**EXERCISE GOAL**
Output the entries in full and verbatim, pictures omitted.
─── RECORDS TO PROCESS
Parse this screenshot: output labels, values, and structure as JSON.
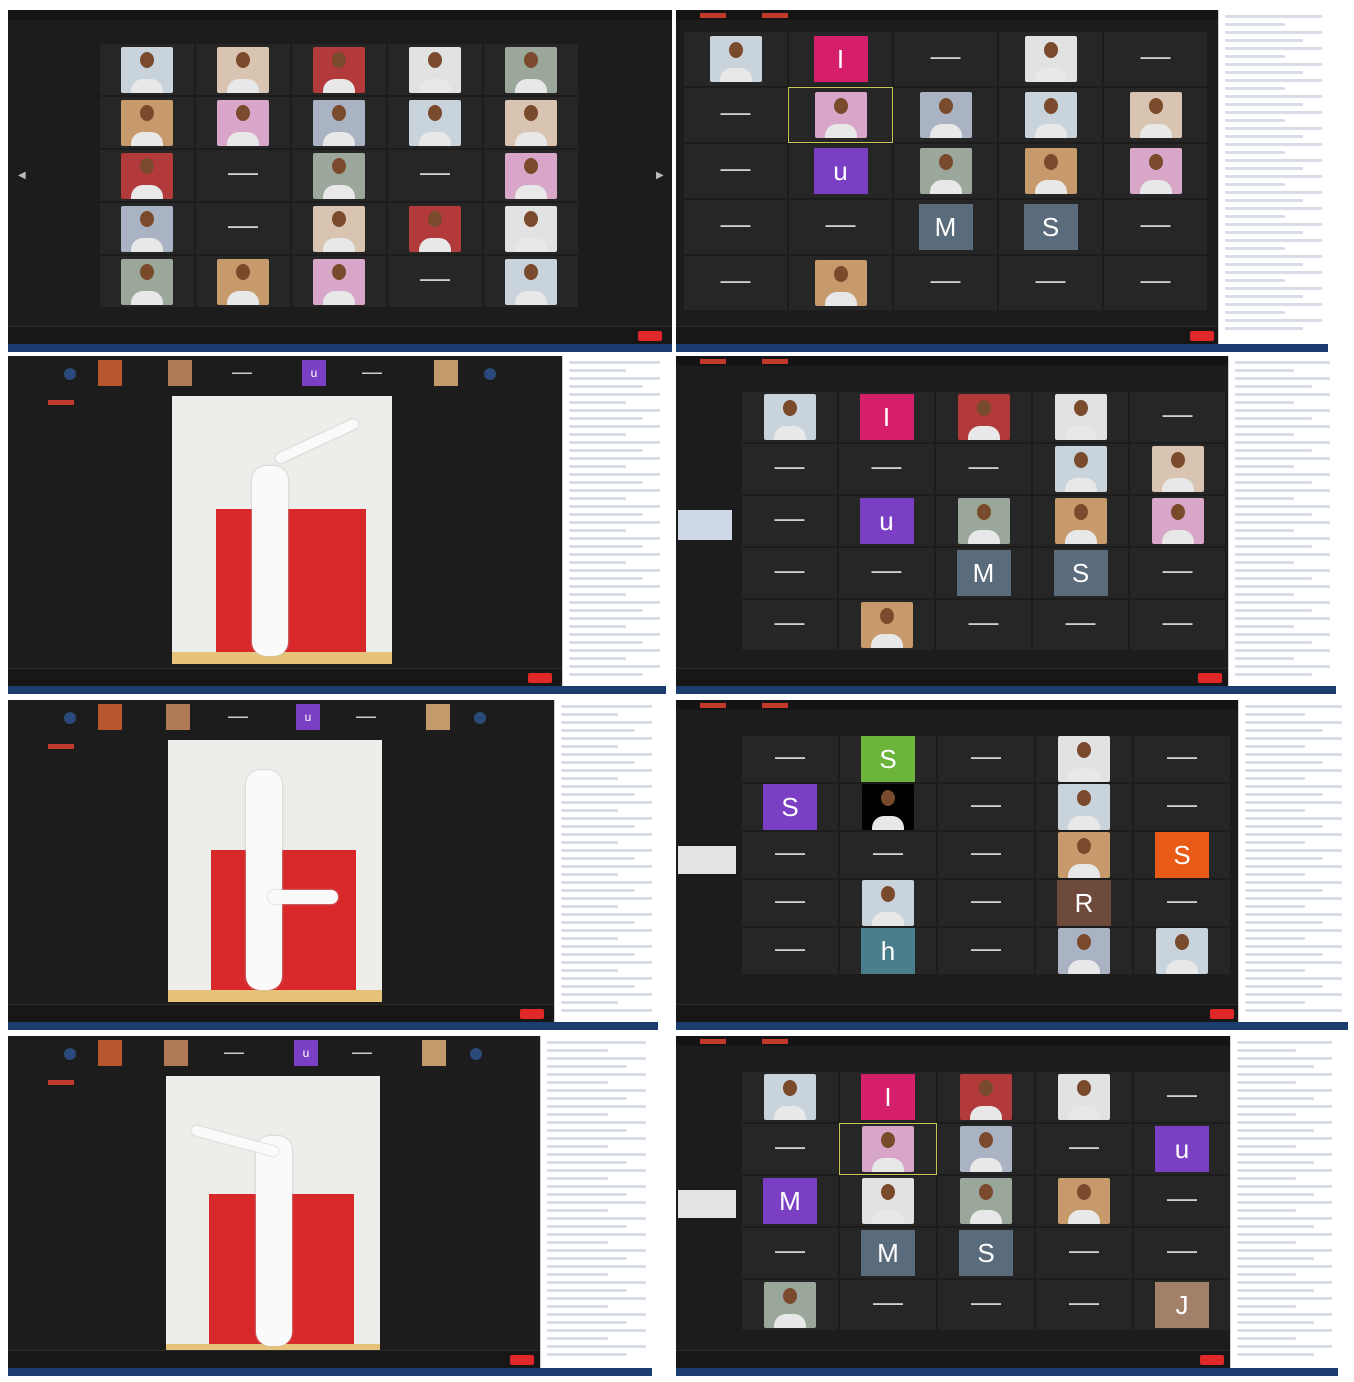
{
  "colors": {
    "pink": "#d61f6a",
    "purple": "#7b3fc4",
    "slate": "#5a6b7c",
    "green": "#6cb43a",
    "orange": "#ea5a17",
    "brown": "#6e4a3d",
    "tan": "#a38069",
    "teal": "#4a7e8a"
  },
  "panels": [
    {
      "id": "p1",
      "letters": []
    },
    {
      "id": "p2",
      "letters": [
        "I",
        "u",
        "M",
        "S"
      ]
    },
    {
      "id": "p3",
      "strip_letters": [
        "u"
      ]
    },
    {
      "id": "p4",
      "letters": [
        "I",
        "u",
        "M",
        "S"
      ]
    },
    {
      "id": "p5",
      "strip_letters": [
        "u"
      ]
    },
    {
      "id": "p6",
      "letters": [
        "S",
        "S",
        "S",
        "R",
        "h"
      ]
    },
    {
      "id": "p7",
      "strip_letters": [
        "u"
      ]
    },
    {
      "id": "p8",
      "letters": [
        "I",
        "u",
        "M",
        "M",
        "S",
        "J"
      ]
    }
  ]
}
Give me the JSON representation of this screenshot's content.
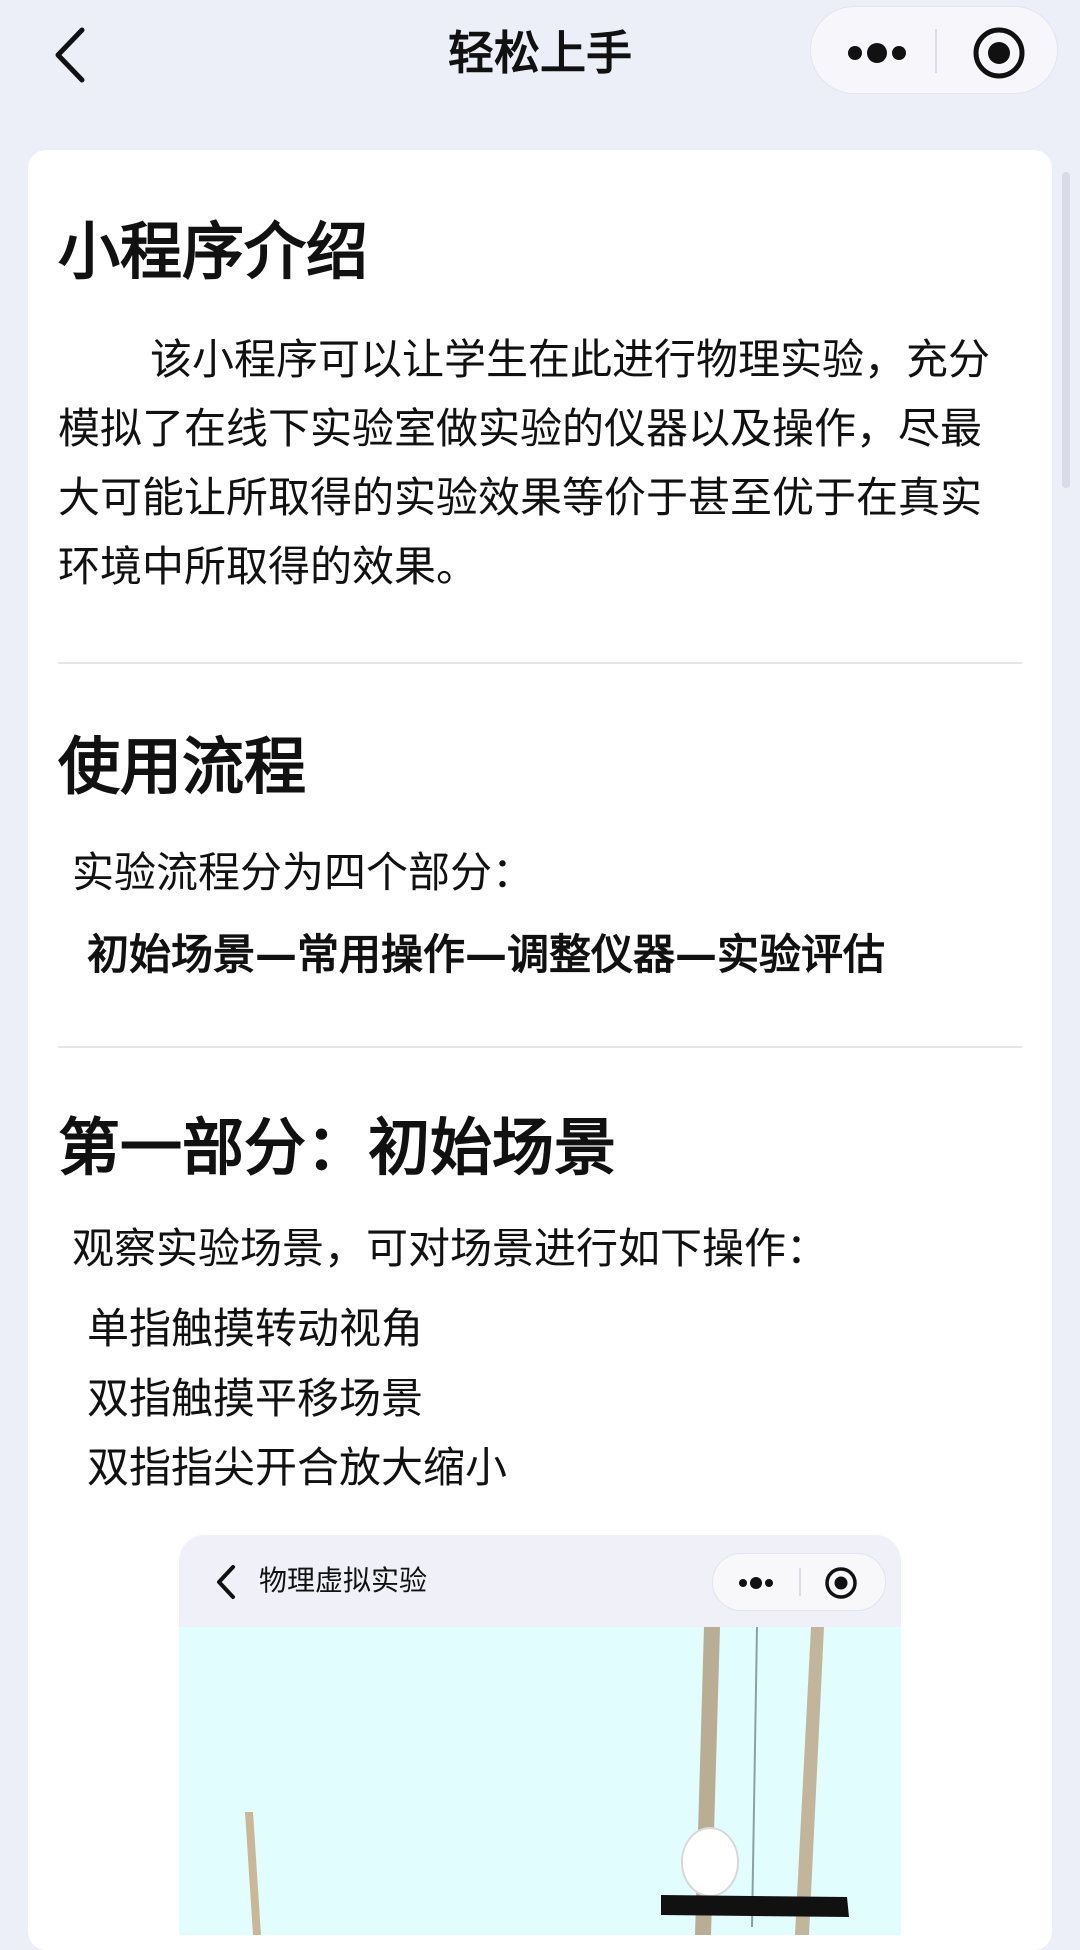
{
  "header": {
    "title": "轻松上手",
    "back_icon": "chevron-left-icon",
    "more_icon": "more-dots-icon",
    "close_icon": "record-circle-icon"
  },
  "sections": {
    "intro": {
      "heading": "小程序介绍",
      "body": "该小程序可以让学生在此进行物理实验，充分模拟了在线下实验室做实验的仪器以及操作，尽最大可能让所取得的实验效果等价于甚至优于在真实环境中所取得的效果。"
    },
    "flow": {
      "heading": "使用流程",
      "intro": "实验流程分为四个部分：",
      "steps": "初始场景—常用操作—调整仪器—实验评估"
    },
    "part1": {
      "heading": "第一部分：初始场景",
      "intro": "观察实验场景，可对场景进行如下操作：",
      "ops": [
        "单指触摸转动视角",
        "双指触摸平移场景",
        "双指指尖开合放大缩小"
      ]
    }
  },
  "screenshot": {
    "nav_title": "物理虚拟实验",
    "scene_bg": "#e2fdfe"
  },
  "colors": {
    "page_bg": "#eceef8",
    "card_bg": "#ffffff",
    "text": "#111111"
  }
}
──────
**RESPONSE**
Parse this screenshot: output labels, values, and structure as JSON.
{
  "colors": {
    "pink": "#d61f6a",
    "purple": "#7b3fc4",
    "slate": "#5a6b7c",
    "green": "#6cb43a",
    "orange": "#ea5a17",
    "brown": "#6e4a3d",
    "tan": "#a38069",
    "teal": "#4a7e8a"
  },
  "panels": [
    {
      "id": "p1",
      "letters": []
    },
    {
      "id": "p2",
      "letters": [
        "I",
        "u",
        "M",
        "S"
      ]
    },
    {
      "id": "p3",
      "strip_letters": [
        "u"
      ]
    },
    {
      "id": "p4",
      "letters": [
        "I",
        "u",
        "M",
        "S"
      ]
    },
    {
      "id": "p5",
      "strip_letters": [
        "u"
      ]
    },
    {
      "id": "p6",
      "letters": [
        "S",
        "S",
        "S",
        "R",
        "h"
      ]
    },
    {
      "id": "p7",
      "strip_letters": [
        "u"
      ]
    },
    {
      "id": "p8",
      "letters": [
        "I",
        "u",
        "M",
        "M",
        "S",
        "J"
      ]
    }
  ]
}
Give me the JSON representation of this screenshot's content.
{
  "header": {
    "title": "轻松上手",
    "back_icon": "chevron-left-icon",
    "more_icon": "more-dots-icon",
    "close_icon": "record-circle-icon"
  },
  "sections": {
    "intro": {
      "heading": "小程序介绍",
      "body": "该小程序可以让学生在此进行物理实验，充分模拟了在线下实验室做实验的仪器以及操作，尽最大可能让所取得的实验效果等价于甚至优于在真实环境中所取得的效果。"
    },
    "flow": {
      "heading": "使用流程",
      "intro": "实验流程分为四个部分：",
      "steps": "初始场景—常用操作—调整仪器—实验评估"
    },
    "part1": {
      "heading": "第一部分：初始场景",
      "intro": "观察实验场景，可对场景进行如下操作：",
      "ops": [
        "单指触摸转动视角",
        "双指触摸平移场景",
        "双指指尖开合放大缩小"
      ]
    }
  },
  "screenshot": {
    "nav_title": "物理虚拟实验",
    "scene_bg": "#e2fdfe"
  },
  "colors": {
    "page_bg": "#eceef8",
    "card_bg": "#ffffff",
    "text": "#111111"
  }
}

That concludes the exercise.